# Your goal
A letter-for-letter copy of the listing is required, with no pictures in it.
───── Data shown
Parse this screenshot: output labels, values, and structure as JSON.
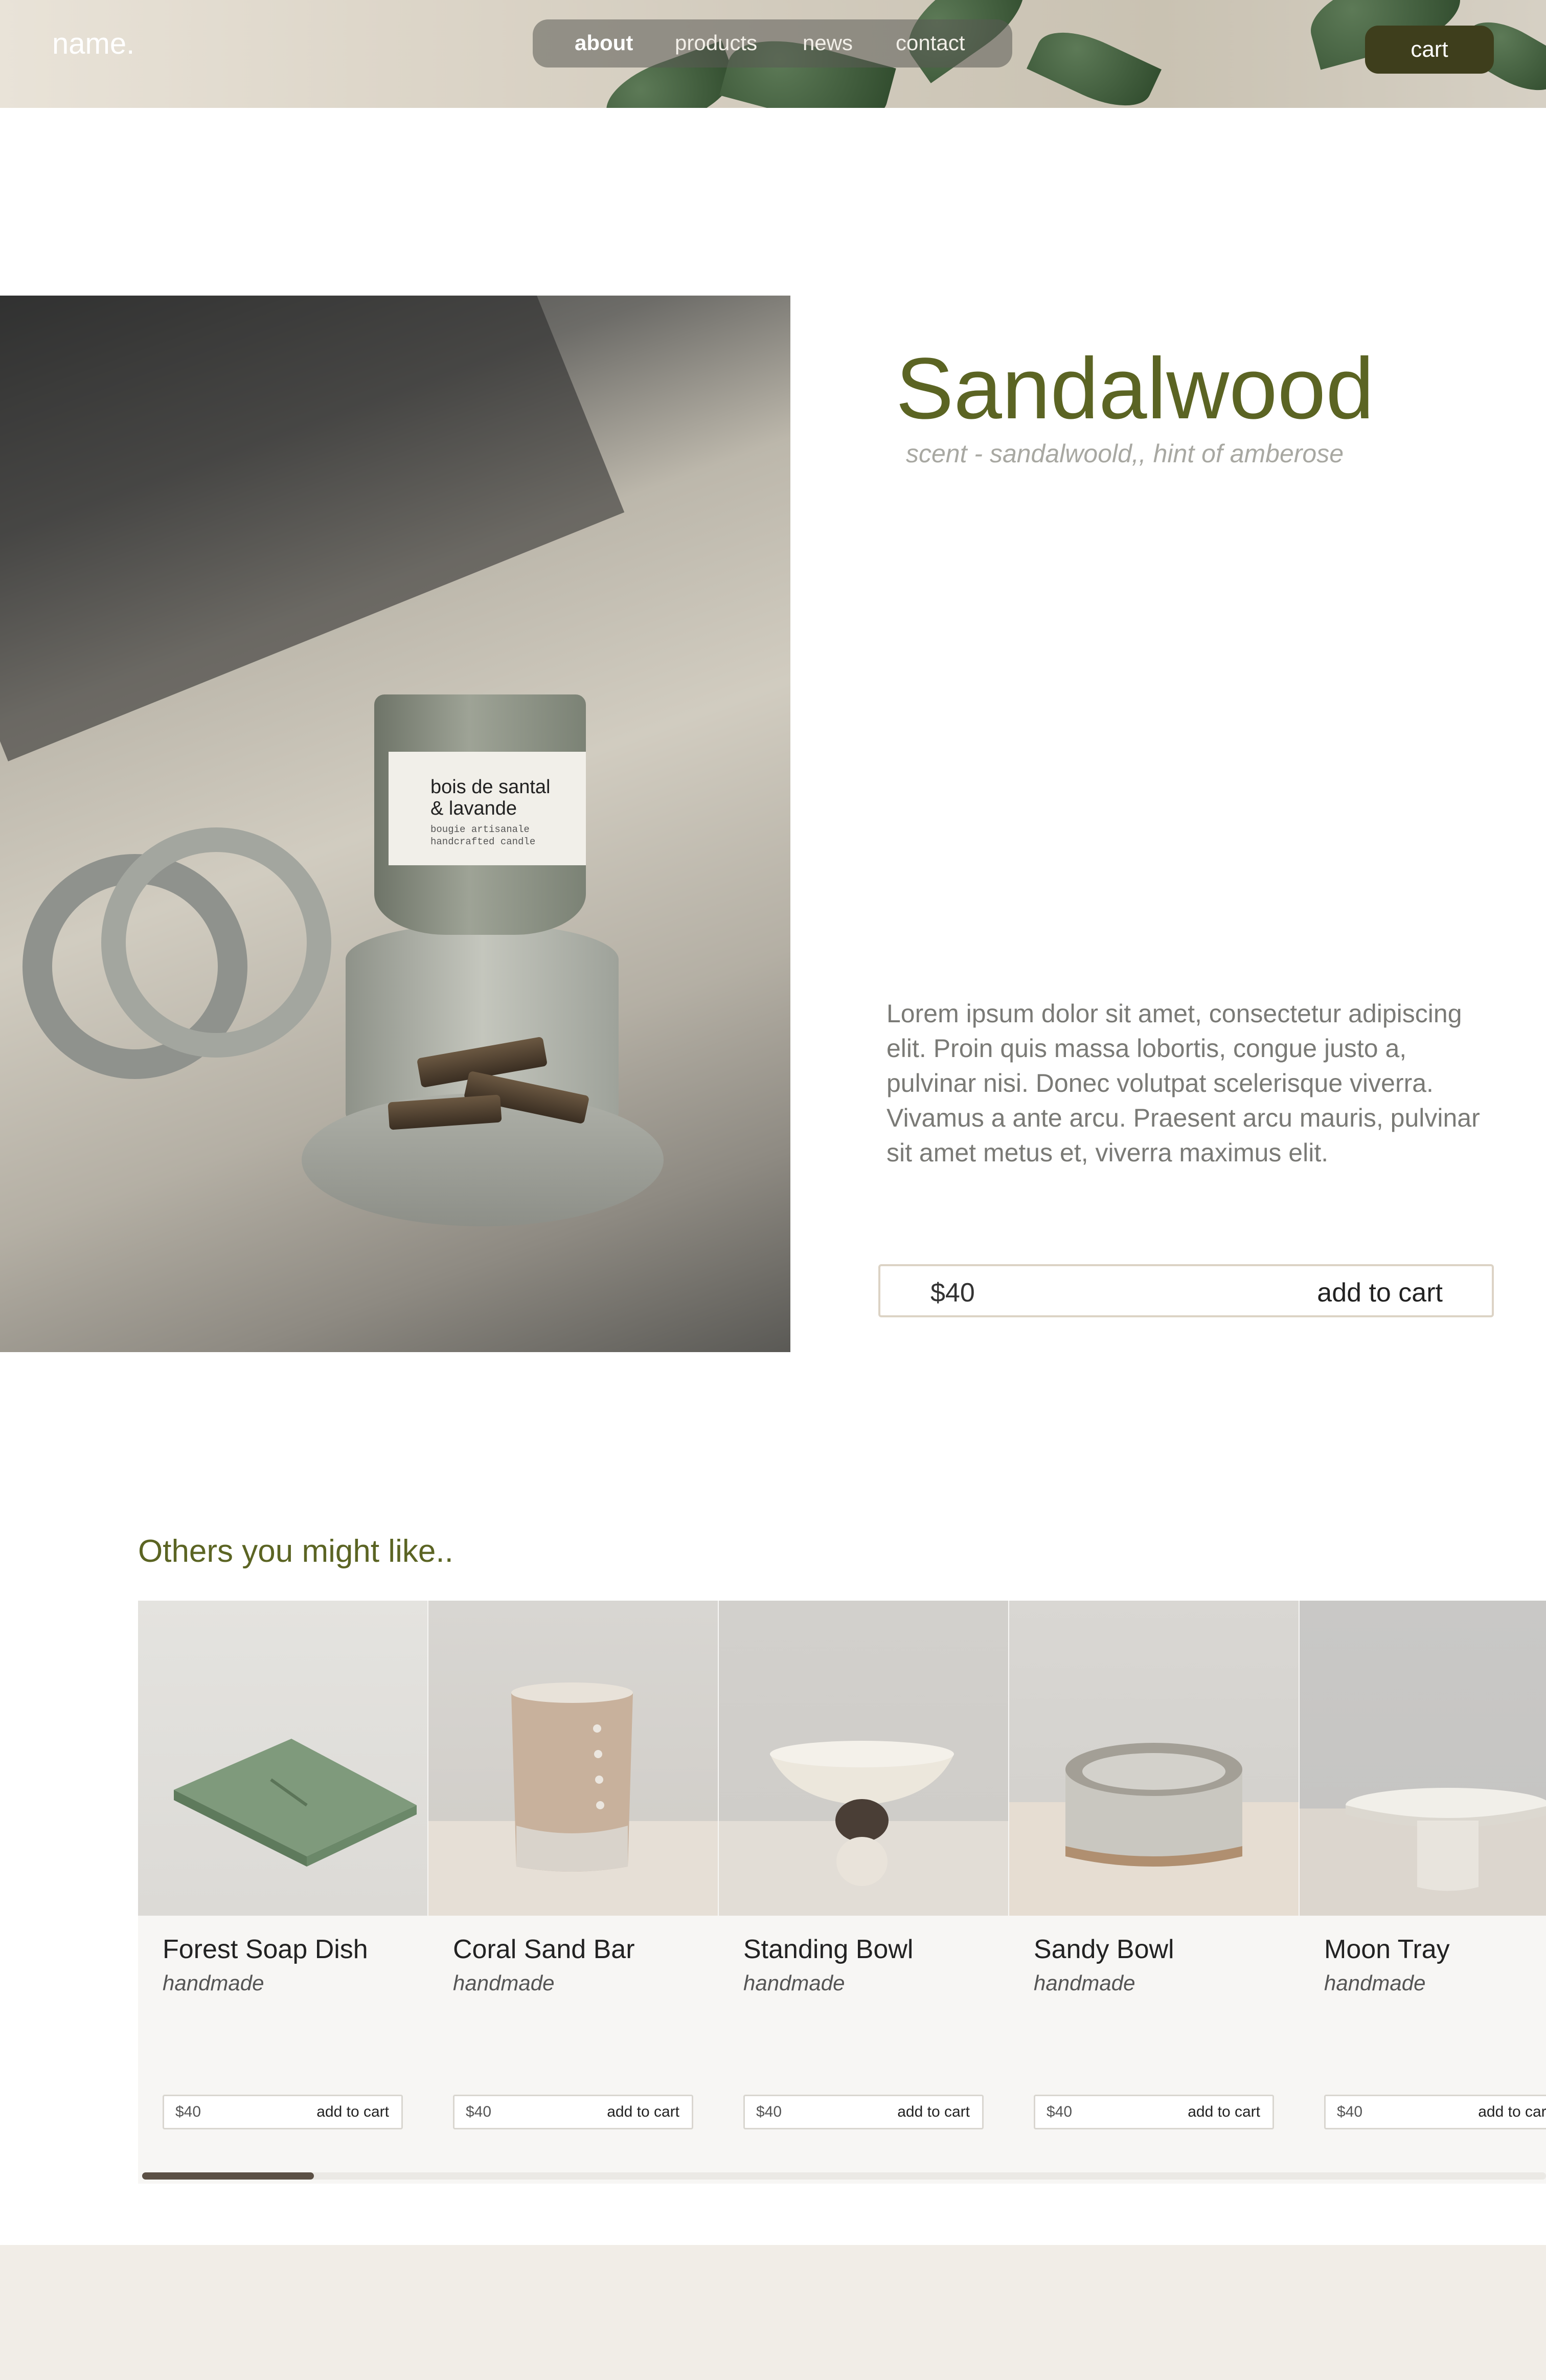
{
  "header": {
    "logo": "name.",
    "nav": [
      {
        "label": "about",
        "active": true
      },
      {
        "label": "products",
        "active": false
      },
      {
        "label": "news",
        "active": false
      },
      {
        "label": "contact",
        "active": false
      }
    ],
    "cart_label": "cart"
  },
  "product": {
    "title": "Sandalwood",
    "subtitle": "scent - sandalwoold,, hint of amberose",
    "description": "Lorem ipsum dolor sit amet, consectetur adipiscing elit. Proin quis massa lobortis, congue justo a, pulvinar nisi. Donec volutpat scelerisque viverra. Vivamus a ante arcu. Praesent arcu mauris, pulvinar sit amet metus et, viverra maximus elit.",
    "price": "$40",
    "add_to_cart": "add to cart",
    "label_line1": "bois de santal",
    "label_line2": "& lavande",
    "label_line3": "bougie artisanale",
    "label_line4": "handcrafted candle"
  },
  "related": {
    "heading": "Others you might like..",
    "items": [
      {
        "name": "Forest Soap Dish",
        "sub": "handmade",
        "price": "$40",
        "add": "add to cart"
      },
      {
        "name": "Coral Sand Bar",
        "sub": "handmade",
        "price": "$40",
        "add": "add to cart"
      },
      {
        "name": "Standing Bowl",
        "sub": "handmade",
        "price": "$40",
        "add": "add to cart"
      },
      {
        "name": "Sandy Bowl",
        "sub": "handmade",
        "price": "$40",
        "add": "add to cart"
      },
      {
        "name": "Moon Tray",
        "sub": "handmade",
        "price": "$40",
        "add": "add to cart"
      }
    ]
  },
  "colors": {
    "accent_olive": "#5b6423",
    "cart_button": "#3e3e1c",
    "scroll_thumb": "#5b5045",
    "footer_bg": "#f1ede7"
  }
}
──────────
# Response to this exercise
Parse this screenshot: output labels, values, and structure as JSON.
{
  "header": {
    "logo": "name.",
    "nav": [
      {
        "label": "about",
        "active": true
      },
      {
        "label": "products",
        "active": false
      },
      {
        "label": "news",
        "active": false
      },
      {
        "label": "contact",
        "active": false
      }
    ],
    "cart_label": "cart"
  },
  "product": {
    "title": "Sandalwood",
    "subtitle": "scent - sandalwoold,, hint of amberose",
    "description": "Lorem ipsum dolor sit amet, consectetur adipiscing elit. Proin quis massa lobortis, congue justo a, pulvinar nisi. Donec volutpat scelerisque viverra. Vivamus a ante arcu. Praesent arcu mauris, pulvinar sit amet metus et, viverra maximus elit.",
    "price": "$40",
    "add_to_cart": "add to cart",
    "label_line1": "bois de santal",
    "label_line2": "& lavande",
    "label_line3": "bougie artisanale",
    "label_line4": "handcrafted candle"
  },
  "related": {
    "heading": "Others you might like..",
    "items": [
      {
        "name": "Forest Soap Dish",
        "sub": "handmade",
        "price": "$40",
        "add": "add to cart"
      },
      {
        "name": "Coral Sand Bar",
        "sub": "handmade",
        "price": "$40",
        "add": "add to cart"
      },
      {
        "name": "Standing Bowl",
        "sub": "handmade",
        "price": "$40",
        "add": "add to cart"
      },
      {
        "name": "Sandy Bowl",
        "sub": "handmade",
        "price": "$40",
        "add": "add to cart"
      },
      {
        "name": "Moon Tray",
        "sub": "handmade",
        "price": "$40",
        "add": "add to cart"
      }
    ]
  },
  "colors": {
    "accent_olive": "#5b6423",
    "cart_button": "#3e3e1c",
    "scroll_thumb": "#5b5045",
    "footer_bg": "#f1ede7"
  }
}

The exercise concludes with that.